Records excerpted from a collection
● ● ● ● ● ● ●
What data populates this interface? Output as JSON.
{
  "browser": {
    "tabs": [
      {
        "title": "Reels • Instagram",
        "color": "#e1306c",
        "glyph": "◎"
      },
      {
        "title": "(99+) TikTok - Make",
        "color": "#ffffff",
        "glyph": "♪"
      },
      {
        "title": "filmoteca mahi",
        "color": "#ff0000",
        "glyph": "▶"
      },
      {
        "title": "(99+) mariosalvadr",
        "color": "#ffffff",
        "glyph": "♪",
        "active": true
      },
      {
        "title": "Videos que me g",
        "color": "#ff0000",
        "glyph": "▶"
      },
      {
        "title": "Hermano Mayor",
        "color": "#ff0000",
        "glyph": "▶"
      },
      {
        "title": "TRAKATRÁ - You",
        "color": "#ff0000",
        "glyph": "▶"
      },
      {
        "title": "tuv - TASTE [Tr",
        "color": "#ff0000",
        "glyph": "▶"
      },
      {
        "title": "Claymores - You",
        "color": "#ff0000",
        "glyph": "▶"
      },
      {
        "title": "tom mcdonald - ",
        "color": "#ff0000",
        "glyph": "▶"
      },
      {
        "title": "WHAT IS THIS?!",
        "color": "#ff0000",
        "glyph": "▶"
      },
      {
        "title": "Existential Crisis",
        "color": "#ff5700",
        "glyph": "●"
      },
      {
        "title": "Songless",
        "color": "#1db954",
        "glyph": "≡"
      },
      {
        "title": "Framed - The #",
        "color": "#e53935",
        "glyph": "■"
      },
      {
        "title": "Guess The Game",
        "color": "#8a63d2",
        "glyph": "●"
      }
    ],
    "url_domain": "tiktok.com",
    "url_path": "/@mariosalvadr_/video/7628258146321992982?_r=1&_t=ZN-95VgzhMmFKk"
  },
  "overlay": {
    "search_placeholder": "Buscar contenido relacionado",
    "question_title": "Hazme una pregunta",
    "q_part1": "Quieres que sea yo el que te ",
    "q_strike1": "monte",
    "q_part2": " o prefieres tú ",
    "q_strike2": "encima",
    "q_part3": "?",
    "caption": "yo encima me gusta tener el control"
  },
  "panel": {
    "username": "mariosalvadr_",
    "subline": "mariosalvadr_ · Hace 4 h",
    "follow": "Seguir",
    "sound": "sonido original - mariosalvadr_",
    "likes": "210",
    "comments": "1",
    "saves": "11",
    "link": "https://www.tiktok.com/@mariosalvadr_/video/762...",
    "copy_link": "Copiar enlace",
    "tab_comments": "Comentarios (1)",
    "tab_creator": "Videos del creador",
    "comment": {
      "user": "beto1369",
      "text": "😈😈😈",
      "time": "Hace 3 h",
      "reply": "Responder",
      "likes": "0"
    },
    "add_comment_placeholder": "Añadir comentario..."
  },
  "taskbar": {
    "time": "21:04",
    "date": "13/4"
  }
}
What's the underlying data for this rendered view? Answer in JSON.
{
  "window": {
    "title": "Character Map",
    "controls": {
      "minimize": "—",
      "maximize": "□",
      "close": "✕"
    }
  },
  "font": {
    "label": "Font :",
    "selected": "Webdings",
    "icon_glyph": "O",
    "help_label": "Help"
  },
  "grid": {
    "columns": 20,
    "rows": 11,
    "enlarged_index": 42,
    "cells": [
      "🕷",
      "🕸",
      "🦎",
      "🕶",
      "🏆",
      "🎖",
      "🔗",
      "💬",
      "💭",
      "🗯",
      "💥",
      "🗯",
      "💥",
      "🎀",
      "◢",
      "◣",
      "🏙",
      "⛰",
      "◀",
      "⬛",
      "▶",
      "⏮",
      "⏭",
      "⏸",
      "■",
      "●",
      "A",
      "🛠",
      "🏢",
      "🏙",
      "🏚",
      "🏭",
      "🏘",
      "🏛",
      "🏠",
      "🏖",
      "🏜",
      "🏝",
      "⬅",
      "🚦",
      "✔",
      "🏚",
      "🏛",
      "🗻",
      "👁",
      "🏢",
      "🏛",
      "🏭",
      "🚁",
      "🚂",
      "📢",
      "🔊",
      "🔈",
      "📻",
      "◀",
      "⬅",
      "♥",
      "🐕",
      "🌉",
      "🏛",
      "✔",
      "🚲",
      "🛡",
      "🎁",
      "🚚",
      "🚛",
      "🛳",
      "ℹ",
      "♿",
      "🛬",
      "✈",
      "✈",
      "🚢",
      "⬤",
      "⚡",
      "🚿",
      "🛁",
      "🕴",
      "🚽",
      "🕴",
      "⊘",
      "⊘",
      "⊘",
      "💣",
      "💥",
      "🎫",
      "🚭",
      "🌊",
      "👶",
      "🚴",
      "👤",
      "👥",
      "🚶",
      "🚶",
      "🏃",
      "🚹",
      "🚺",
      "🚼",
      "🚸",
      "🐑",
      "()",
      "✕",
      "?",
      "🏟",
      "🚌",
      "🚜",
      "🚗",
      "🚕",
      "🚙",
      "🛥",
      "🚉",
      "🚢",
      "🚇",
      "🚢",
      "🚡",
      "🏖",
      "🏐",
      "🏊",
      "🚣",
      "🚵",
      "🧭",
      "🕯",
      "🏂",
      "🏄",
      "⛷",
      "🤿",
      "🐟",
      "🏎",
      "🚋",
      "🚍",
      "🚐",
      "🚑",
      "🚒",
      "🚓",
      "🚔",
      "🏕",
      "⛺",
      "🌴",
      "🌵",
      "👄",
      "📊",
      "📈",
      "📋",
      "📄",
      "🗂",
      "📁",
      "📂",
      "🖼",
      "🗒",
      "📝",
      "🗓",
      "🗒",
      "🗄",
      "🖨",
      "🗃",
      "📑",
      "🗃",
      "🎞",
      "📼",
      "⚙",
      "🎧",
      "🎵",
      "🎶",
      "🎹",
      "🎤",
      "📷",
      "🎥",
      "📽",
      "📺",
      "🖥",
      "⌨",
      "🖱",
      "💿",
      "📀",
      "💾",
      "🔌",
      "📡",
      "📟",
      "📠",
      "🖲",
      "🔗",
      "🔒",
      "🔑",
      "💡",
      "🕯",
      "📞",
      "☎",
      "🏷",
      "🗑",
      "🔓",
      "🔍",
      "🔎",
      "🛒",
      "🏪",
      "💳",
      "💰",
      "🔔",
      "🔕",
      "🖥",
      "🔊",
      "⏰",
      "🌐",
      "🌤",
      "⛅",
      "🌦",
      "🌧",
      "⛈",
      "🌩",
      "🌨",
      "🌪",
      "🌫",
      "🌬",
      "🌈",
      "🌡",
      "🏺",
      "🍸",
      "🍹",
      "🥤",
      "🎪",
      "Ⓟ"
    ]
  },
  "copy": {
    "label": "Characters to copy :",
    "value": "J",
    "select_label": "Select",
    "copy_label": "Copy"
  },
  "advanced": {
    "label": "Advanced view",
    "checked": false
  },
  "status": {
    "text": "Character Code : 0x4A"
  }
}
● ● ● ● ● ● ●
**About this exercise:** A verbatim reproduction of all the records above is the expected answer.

**Response to the task:**
What data populates this interface? Output as JSON.
{
  "browser": {
    "tabs": [
      {
        "title": "Reels • Instagram",
        "color": "#e1306c",
        "glyph": "◎"
      },
      {
        "title": "(99+) TikTok - Make",
        "color": "#ffffff",
        "glyph": "♪"
      },
      {
        "title": "filmoteca mahi",
        "color": "#ff0000",
        "glyph": "▶"
      },
      {
        "title": "(99+) mariosalvadr",
        "color": "#ffffff",
        "glyph": "♪",
        "active": true
      },
      {
        "title": "Videos que me g",
        "color": "#ff0000",
        "glyph": "▶"
      },
      {
        "title": "Hermano Mayor",
        "color": "#ff0000",
        "glyph": "▶"
      },
      {
        "title": "TRAKATRÁ - You",
        "color": "#ff0000",
        "glyph": "▶"
      },
      {
        "title": "tuv - TASTE [Tr",
        "color": "#ff0000",
        "glyph": "▶"
      },
      {
        "title": "Claymores - You",
        "color": "#ff0000",
        "glyph": "▶"
      },
      {
        "title": "tom mcdonald - ",
        "color": "#ff0000",
        "glyph": "▶"
      },
      {
        "title": "WHAT IS THIS?!",
        "color": "#ff0000",
        "glyph": "▶"
      },
      {
        "title": "Existential Crisis",
        "color": "#ff5700",
        "glyph": "●"
      },
      {
        "title": "Songless",
        "color": "#1db954",
        "glyph": "≡"
      },
      {
        "title": "Framed - The #",
        "color": "#e53935",
        "glyph": "■"
      },
      {
        "title": "Guess The Game",
        "color": "#8a63d2",
        "glyph": "●"
      }
    ],
    "url_domain": "tiktok.com",
    "url_path": "/@mariosalvadr_/video/7628258146321992982?_r=1&_t=ZN-95VgzhMmFKk"
  },
  "overlay": {
    "search_placeholder": "Buscar contenido relacionado",
    "question_title": "Hazme una pregunta",
    "q_part1": "Quieres que sea yo el que te ",
    "q_strike1": "monte",
    "q_part2": " o prefieres tú ",
    "q_strike2": "encima",
    "q_part3": "?",
    "caption": "yo encima me gusta tener el control"
  },
  "panel": {
    "username": "mariosalvadr_",
    "subline": "mariosalvadr_ · Hace 4 h",
    "follow": "Seguir",
    "sound": "sonido original - mariosalvadr_",
    "likes": "210",
    "comments": "1",
    "saves": "11",
    "link": "https://www.tiktok.com/@mariosalvadr_/video/762...",
    "copy_link": "Copiar enlace",
    "tab_comments": "Comentarios (1)",
    "tab_creator": "Videos del creador",
    "comment": {
      "user": "beto1369",
      "text": "😈😈😈",
      "time": "Hace 3 h",
      "reply": "Responder",
      "likes": "0"
    },
    "add_comment_placeholder": "Añadir comentario..."
  },
  "taskbar": {
    "time": "21:04",
    "date": "13/4"
  }
}
What's the underlying data for this rendered view? Answer in JSON.
{
  "window": {
    "title": "Character Map",
    "controls": {
      "minimize": "—",
      "maximize": "□",
      "close": "✕"
    }
  },
  "font": {
    "label": "Font :",
    "selected": "Webdings",
    "icon_glyph": "O",
    "help_label": "Help"
  },
  "grid": {
    "columns": 20,
    "rows": 11,
    "enlarged_index": 42,
    "cells": [
      "🕷",
      "🕸",
      "🦎",
      "🕶",
      "🏆",
      "🎖",
      "🔗",
      "💬",
      "💭",
      "🗯",
      "💥",
      "🗯",
      "💥",
      "🎀",
      "◢",
      "◣",
      "🏙",
      "⛰",
      "◀",
      "⬛",
      "▶",
      "⏮",
      "⏭",
      "⏸",
      "■",
      "●",
      "A",
      "🛠",
      "🏢",
      "🏙",
      "🏚",
      "🏭",
      "🏘",
      "🏛",
      "🏠",
      "🏖",
      "🏜",
      "🏝",
      "⬅",
      "🚦",
      "✔",
      "🏚",
      "🏛",
      "🗻",
      "👁",
      "🏢",
      "🏛",
      "🏭",
      "🚁",
      "🚂",
      "📢",
      "🔊",
      "🔈",
      "📻",
      "◀",
      "⬅",
      "♥",
      "🐕",
      "🌉",
      "🏛",
      "✔",
      "🚲",
      "🛡",
      "🎁",
      "🚚",
      "🚛",
      "🛳",
      "ℹ",
      "♿",
      "🛬",
      "✈",
      "✈",
      "🚢",
      "⬤",
      "⚡",
      "🚿",
      "🛁",
      "🕴",
      "🚽",
      "🕴",
      "⊘",
      "⊘",
      "⊘",
      "💣",
      "💥",
      "🎫",
      "🚭",
      "🌊",
      "👶",
      "🚴",
      "👤",
      "👥",
      "🚶",
      "🚶",
      "🏃",
      "🚹",
      "🚺",
      "🚼",
      "🚸",
      "🐑",
      "()",
      "✕",
      "?",
      "🏟",
      "🚌",
      "🚜",
      "🚗",
      "🚕",
      "🚙",
      "🛥",
      "🚉",
      "🚢",
      "🚇",
      "🚢",
      "🚡",
      "🏖",
      "🏐",
      "🏊",
      "🚣",
      "🚵",
      "🧭",
      "🕯",
      "🏂",
      "🏄",
      "⛷",
      "🤿",
      "🐟",
      "🏎",
      "🚋",
      "🚍",
      "🚐",
      "🚑",
      "🚒",
      "🚓",
      "🚔",
      "🏕",
      "⛺",
      "🌴",
      "🌵",
      "👄",
      "📊",
      "📈",
      "📋",
      "📄",
      "🗂",
      "📁",
      "📂",
      "🖼",
      "🗒",
      "📝",
      "🗓",
      "🗒",
      "🗄",
      "🖨",
      "🗃",
      "📑",
      "🗃",
      "🎞",
      "📼",
      "⚙",
      "🎧",
      "🎵",
      "🎶",
      "🎹",
      "🎤",
      "📷",
      "🎥",
      "📽",
      "📺",
      "🖥",
      "⌨",
      "🖱",
      "💿",
      "📀",
      "💾",
      "🔌",
      "📡",
      "📟",
      "📠",
      "🖲",
      "🔗",
      "🔒",
      "🔑",
      "💡",
      "🕯",
      "📞",
      "☎",
      "🏷",
      "🗑",
      "🔓",
      "🔍",
      "🔎",
      "🛒",
      "🏪",
      "💳",
      "💰",
      "🔔",
      "🔕",
      "🖥",
      "🔊",
      "⏰",
      "🌐",
      "🌤",
      "⛅",
      "🌦",
      "🌧",
      "⛈",
      "🌩",
      "🌨",
      "🌪",
      "🌫",
      "🌬",
      "🌈",
      "🌡",
      "🏺",
      "🍸",
      "🍹",
      "🥤",
      "🎪",
      "Ⓟ"
    ]
  },
  "copy": {
    "label": "Characters to copy :",
    "value": "J",
    "select_label": "Select",
    "copy_label": "Copy"
  },
  "advanced": {
    "label": "Advanced view",
    "checked": false
  },
  "status": {
    "text": "Character Code : 0x4A"
  }
}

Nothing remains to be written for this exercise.